Stuart Lancaster appointed England coach

by staff

Stuart Lancaster has been confirmed as the head coach of England following his team's successful Six Nations campaign, the Rugby Football Union (RFU) announced on Thursday.

Lancaster's appointment came after the 42-year-old saw off stiff competition from former South African and Italian coach Nick Mallett.

News of Lancaster's confirmation follows England's impressive performances in the Six Nations, in which they finished runners-up to grand slam champions Wales after winning four out of five matches.

Lancaster's contract, which runs until 2016, means he has been given the job of overseeing England's campaign when they stage the 2015 Rugby World Cup.

A RFU statement said: "Stuart Lancaster was today (Thursday) appointed England rugby head coach until the end of January 2016."

It added he became permanent head coach with "immediate effect" following "unanimous RFU board ratification this (Thursday) morning".

Lancaster's first series in his new full-time role will be England's three-Test tour of South Africa in June.

RFU chief executive Ian Ritchie, said: "We have been through a rigorous and global selection process and are confident that Stuart is the right person to lead England rugby forward into the 2015 Rugby World Cup.

"He has shown throughout the Six Nations and subsequently in both interview and other conversations ... that he has the skills and vision needed in the England head coach."

Lancaster added: "I am immensely honoured and proud to accept this role. From the hundreds of messages I received during the Six Nations, I know what supporting England means to millions of people and I am privileged to be involved.

"The players, coaches and the management were superb during the tournament and it's down to them that we made such positive steps from when we first met up in Leeds. The challenge now is to take this squad and the players we will see emerge forward to 2015. It is one that I can't wait to get stuck into.

"We have a massive task ahead of us in South Africa this summer and we have 37 games before that first World Cup match on home soil, so every second counts in developing players who can win that tournament - which has to be the ultimate aim."

Lancaster had taken over the job on an interim basis in December after the vastly more experienced Mallett 'opened the door' by saying he could not take up a position with England at that time because of family reasons.

Former Leeds coach Lancaster was appointed after England's disastrous World Cup campaign which led to the resignation of 2003 World Cup-winner Martin Johnson.
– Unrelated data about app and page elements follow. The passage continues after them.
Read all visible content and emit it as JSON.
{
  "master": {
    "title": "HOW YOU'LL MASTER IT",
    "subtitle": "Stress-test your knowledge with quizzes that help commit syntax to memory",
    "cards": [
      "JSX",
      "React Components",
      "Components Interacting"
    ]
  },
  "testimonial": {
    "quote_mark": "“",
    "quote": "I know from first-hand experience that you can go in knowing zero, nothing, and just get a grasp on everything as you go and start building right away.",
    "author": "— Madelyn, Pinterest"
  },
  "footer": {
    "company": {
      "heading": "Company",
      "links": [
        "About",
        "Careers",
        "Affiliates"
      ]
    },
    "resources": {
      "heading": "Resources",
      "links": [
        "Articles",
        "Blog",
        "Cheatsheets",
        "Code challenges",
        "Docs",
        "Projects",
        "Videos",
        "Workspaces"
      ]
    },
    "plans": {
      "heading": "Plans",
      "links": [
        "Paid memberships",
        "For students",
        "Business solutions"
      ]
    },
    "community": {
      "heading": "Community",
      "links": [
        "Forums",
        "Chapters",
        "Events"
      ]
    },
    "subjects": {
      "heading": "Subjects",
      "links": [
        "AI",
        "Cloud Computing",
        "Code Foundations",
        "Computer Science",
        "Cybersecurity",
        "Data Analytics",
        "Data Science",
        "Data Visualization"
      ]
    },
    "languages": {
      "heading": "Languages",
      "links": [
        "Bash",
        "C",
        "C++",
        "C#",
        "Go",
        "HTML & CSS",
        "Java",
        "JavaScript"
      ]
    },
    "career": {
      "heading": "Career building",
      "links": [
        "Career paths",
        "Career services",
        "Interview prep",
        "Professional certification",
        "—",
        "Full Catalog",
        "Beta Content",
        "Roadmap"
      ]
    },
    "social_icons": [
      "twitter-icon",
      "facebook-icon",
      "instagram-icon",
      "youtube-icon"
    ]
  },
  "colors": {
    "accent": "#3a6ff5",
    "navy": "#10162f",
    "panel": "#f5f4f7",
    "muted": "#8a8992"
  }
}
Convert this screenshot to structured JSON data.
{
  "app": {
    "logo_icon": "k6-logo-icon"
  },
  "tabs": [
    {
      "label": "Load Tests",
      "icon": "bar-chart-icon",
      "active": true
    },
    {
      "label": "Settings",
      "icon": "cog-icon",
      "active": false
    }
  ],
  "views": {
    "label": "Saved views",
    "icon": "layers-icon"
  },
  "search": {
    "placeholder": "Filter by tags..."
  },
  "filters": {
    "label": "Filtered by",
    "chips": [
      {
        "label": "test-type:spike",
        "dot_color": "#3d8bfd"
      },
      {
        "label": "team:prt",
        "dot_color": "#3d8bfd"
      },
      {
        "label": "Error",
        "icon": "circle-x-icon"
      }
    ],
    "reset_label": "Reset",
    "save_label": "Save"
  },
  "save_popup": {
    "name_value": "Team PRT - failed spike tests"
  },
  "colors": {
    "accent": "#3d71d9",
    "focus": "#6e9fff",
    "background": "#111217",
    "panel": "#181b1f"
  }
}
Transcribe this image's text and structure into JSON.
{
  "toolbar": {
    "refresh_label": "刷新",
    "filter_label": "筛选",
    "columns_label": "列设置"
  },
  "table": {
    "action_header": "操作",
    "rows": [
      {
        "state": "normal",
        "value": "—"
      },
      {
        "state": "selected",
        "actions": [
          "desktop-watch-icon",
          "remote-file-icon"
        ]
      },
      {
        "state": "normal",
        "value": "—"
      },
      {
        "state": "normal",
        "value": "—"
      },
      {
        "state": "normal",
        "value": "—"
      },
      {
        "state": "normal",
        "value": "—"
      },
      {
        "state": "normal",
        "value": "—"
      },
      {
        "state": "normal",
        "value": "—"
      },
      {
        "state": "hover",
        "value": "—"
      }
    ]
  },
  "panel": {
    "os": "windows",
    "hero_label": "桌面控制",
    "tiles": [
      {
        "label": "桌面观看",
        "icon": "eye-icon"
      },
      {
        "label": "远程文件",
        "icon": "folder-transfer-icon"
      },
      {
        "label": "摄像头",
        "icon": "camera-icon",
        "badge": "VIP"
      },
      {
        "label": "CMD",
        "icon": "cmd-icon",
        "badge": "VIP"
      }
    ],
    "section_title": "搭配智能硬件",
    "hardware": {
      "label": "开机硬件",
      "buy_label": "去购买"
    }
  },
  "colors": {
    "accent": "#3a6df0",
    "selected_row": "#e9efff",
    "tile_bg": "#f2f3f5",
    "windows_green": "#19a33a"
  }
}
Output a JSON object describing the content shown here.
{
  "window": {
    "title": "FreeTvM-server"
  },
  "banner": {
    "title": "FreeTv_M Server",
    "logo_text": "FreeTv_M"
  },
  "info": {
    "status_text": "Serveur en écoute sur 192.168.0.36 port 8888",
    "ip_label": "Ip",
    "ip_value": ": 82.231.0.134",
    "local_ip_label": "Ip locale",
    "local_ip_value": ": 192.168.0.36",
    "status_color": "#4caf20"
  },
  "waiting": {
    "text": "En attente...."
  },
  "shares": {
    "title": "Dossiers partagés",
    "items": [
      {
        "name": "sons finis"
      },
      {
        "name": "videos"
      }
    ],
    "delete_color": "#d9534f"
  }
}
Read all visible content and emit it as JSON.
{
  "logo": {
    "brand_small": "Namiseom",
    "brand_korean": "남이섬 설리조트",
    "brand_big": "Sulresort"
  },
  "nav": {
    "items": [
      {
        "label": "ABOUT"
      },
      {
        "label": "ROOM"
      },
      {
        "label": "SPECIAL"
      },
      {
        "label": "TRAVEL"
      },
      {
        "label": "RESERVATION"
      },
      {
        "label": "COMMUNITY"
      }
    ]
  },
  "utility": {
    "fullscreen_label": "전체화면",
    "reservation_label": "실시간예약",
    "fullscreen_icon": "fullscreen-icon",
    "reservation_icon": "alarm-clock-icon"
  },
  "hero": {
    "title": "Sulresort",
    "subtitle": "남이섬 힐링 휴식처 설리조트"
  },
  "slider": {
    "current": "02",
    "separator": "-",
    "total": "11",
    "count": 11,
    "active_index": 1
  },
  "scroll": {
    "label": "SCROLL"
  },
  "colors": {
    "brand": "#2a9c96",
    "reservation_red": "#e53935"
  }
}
He was given the task of rebuilding public support for the England side after inquests into the World Cup campaign revealed a divided dressing room split by conflicting agendas.

Lancaster, who had previously been in charge of England's Saxons development squad, immediately freshened up the senior team, promoting the likes of five-eighth Owen Farrell, Saracens centre Brad Barritt and No.8 Ben Morgan while handing the captaincy to Harlequins flanker Chris Robshaw.

Lancaster won the race for the top job after gaining approval from Ritchie, who was guided by an advisory panel comprising Conor O'Shea, Ian McGeechan and former English internationals Rob Andrew and Richard Hill.

Lancaster had made it clear that if he won the job full-time, he would want forwards' coach Graham Rowntree and backs' chief Andy Farrell, father of Owen, to stay on alongside him.